Instructions for the task
Filter the records below for the word "icon". Keep each line that has it.

** Opening Given data block **

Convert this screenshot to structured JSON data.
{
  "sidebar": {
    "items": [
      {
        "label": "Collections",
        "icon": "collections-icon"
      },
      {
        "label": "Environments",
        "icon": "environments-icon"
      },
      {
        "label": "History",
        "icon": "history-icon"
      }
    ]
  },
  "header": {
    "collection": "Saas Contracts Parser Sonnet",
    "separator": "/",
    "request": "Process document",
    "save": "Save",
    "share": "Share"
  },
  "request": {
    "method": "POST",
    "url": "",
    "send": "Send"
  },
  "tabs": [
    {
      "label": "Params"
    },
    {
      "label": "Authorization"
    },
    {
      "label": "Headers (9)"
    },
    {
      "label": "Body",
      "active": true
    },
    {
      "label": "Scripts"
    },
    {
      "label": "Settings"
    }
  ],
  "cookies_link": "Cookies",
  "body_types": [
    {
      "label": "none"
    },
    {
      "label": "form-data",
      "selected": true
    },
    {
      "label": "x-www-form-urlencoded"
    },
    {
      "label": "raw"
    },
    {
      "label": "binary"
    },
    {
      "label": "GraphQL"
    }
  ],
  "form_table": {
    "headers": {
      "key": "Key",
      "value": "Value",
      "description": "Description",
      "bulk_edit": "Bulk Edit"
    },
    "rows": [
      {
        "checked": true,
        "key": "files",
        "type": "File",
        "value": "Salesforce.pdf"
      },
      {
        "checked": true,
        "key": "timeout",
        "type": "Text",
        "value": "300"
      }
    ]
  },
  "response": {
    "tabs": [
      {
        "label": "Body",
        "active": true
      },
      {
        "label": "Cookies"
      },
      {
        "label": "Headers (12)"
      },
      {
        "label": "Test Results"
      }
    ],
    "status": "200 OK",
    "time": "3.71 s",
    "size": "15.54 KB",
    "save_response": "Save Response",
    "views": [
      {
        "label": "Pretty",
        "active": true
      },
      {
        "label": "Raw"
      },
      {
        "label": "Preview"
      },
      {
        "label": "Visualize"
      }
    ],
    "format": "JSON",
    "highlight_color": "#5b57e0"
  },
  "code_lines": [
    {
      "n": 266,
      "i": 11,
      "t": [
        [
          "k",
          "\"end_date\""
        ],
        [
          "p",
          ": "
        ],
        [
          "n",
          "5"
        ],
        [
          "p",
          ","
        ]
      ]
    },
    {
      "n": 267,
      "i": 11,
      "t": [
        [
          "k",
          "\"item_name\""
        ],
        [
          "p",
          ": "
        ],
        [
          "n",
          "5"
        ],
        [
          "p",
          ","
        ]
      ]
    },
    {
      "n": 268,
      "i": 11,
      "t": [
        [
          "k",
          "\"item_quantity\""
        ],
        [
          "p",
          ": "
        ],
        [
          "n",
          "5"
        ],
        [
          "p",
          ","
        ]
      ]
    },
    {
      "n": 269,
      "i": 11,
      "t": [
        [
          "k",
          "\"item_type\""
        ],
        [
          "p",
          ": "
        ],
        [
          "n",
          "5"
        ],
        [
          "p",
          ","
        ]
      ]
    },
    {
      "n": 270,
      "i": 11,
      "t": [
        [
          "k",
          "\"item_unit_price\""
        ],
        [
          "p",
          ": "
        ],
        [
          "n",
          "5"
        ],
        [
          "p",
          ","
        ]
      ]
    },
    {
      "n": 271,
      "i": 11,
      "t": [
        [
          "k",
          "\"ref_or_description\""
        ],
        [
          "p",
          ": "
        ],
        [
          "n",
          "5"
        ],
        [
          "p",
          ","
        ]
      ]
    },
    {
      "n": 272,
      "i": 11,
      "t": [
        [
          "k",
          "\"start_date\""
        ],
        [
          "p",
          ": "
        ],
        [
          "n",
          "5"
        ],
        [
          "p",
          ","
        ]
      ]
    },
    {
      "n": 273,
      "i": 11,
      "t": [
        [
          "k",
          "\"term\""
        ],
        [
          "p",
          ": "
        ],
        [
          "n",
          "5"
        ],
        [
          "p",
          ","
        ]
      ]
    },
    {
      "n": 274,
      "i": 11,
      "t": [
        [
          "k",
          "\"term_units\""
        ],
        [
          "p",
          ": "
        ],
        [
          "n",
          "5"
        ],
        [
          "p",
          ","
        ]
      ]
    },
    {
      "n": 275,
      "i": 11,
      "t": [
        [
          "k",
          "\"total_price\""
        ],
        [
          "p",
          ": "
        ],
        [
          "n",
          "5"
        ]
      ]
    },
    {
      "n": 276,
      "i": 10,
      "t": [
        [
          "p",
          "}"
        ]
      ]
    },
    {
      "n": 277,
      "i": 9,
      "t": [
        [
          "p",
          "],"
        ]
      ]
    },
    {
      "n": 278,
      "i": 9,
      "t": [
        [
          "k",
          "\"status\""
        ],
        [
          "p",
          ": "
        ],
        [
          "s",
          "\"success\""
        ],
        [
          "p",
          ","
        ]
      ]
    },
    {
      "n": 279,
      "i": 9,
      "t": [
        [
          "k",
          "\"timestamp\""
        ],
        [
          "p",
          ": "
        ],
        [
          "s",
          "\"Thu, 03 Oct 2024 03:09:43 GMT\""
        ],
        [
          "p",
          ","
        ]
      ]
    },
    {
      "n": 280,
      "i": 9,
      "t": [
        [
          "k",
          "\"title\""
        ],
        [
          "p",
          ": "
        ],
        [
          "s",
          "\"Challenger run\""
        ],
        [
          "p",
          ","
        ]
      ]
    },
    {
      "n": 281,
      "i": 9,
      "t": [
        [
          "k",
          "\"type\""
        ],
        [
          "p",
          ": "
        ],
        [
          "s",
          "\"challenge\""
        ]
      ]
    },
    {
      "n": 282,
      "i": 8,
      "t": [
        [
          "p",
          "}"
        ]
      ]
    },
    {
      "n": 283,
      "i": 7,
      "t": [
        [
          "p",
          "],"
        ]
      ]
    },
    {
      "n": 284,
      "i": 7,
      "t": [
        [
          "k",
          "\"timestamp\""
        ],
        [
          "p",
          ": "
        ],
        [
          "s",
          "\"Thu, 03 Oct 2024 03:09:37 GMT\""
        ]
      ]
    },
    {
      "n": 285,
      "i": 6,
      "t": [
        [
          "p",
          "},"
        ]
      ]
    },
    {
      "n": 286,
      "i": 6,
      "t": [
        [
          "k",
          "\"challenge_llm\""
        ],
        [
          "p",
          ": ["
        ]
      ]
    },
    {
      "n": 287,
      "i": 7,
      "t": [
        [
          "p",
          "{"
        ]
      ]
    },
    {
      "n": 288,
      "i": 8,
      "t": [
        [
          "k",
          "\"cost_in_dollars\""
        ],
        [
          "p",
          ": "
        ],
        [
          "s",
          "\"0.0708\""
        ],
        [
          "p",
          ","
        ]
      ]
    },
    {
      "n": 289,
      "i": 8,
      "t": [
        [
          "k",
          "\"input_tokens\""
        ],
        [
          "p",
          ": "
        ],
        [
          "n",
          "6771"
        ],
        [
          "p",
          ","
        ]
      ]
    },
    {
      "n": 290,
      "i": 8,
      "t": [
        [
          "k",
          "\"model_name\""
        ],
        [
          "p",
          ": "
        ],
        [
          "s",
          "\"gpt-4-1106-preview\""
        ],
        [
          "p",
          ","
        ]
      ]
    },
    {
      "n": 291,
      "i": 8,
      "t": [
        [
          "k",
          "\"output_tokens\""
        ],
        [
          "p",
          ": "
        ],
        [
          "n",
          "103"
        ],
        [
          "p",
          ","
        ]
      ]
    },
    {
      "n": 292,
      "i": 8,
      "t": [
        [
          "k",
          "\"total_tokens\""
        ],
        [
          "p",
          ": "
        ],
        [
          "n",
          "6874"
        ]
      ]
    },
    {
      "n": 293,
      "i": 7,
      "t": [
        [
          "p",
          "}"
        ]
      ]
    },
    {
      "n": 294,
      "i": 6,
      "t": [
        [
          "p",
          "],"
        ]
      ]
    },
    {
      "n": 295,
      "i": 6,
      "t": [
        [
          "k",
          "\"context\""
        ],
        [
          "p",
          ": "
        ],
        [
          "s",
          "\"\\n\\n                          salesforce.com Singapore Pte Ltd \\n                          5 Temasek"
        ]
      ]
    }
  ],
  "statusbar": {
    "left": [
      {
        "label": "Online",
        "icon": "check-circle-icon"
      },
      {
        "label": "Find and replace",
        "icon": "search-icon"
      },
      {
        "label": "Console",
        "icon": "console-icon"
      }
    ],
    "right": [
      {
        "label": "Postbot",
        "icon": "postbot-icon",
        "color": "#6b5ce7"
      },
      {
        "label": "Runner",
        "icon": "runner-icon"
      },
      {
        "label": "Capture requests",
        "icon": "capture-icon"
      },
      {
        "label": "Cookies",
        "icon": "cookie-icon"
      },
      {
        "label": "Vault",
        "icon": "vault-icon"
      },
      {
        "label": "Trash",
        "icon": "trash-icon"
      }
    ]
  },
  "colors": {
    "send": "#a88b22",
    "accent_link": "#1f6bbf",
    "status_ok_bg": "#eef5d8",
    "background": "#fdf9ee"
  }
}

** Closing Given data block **

The completed task
        "icon": "collections-icon"
        "icon": "environments-icon"
        "icon": "history-icon"
        "icon": "check-circle-icon"
        "icon": "search-icon"
        "icon": "console-icon"
        "icon": "postbot-icon",
        "icon": "runner-icon"
        "icon": "capture-icon"
        "icon": "cookie-icon"
        "icon": "vault-icon"
        "icon": "trash-icon"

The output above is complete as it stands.